The Career Services team has also expanded their offerings to address some of the unique challenges faced by new graduates and current students. These include a weekly drop-in job search group, which students across the School can join virtually to share leads, discuss recent successes and seek advice. Additionally, each week, the Career Services team, with support from the Alumni Engagement team, hosts a virtual alumni coffee chat, where Rotman grads return to share insights and their experiences working in a specific industry. As well, the School has reached out to its vast alumni network about hiring new grads.
Across the School, students have been benefited from these programs.
While job searching, Penny Du (MFin ‘20) — who recently accepted a 12-month internship with Credit Suisse — attended several online careers workshops, alumni coffee chats, and frequently checked in with her career consultant.
She found the virtual job search groups at Rotman especially valuable.
“Searching for a job during a global pandemic is challenging,” says Du. “The weekly check-ins with other grads reminded me that I wasn’t the only one going through this.”
Persistence was key for John Kapageridis (EMBA ‘21), who started his job search months before the pandemic. He kept in touch with his career consultant at Rotman, who helped him customize his resume and coached him throughout the job hunt.
“I learned a lot about how to approach job searching,” says Kapageridis, who recently accepted a new role at Rockwell Automation. “Throughout it all, it was reassuring to know that my career coach was there to help.”
Keep networking and leveraging the Rotman community
As many new grads and students have learned, in good times and bad, the Rotman community is eager to lend a land.
Viveck Panjabi (MBA ‘20) has seen it happen countless times.
Viveck Panjabi (MBA ‘20)
A few weeks into his MBA program, Panjabi knew he wanted to work in finance, and the Rotman community was there to help. When he needed to prepare a written stock pitch for an internship he was up for, many of his classmates offered to look over early drafts and provide tips on how to format and organize his arguments. His professors contributed helpful advice — whether it was on how to build and maintain relationships with new contacts (Professor Dan Richards) or how to craft the perfect presentation for investors (Professor Maureen Stapleton). His career consultant kept tabs on him throughout his job search, encouraging him to keep focused.
“When things get back to normal, you want to be the first person your contacts think of when there’s an opportunity.”
—Viveck Panjabi, MBA ‘20
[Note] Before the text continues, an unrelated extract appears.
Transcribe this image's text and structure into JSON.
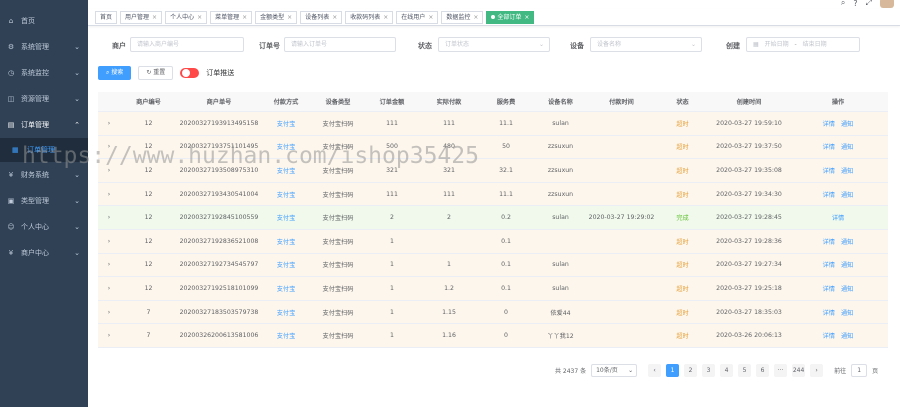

“All of the advice was valuable. When I met for coffee chats, I could demonstrate my knowledge and foster those relationships effectively,” says Panjabi, who estimates that he met with at least 200 different contacts — from big banks to boutique firms — during his MBA program.
When the pandemic hit, Panjabi didn’t panic. He had been playing the long game, and he was hopeful that his efforts would pay off. They did.
A few weeks into the economic shutdown, he received an unexpected offer. Weeks before, Panjabi had interviewed for a position that hadn’t panned out. However, his interviewer remembered him and offered him a new role at a company he had just joined.
A few days after his final exams, he joined Stifel as an equity research associate in metals and mining. This job checks all the boxes on his list. He’s working for a major organization in equity research, granted a lot of responsibility and learning a lot about an exciting sector.
He doesn’t feel like the exception. He is confident his classmates will find success soon. His advice is simple: tap into the Rotman network and go and keep meeting (virtually) with people.
“It’s important to remember that this is temporary. Keep networking and reaching out to people,” he says. “When things get back to normal, you want to be the first person your contacts think of when there’s an opportunity.”
Written by Rebecca Cheung | More Student Stories »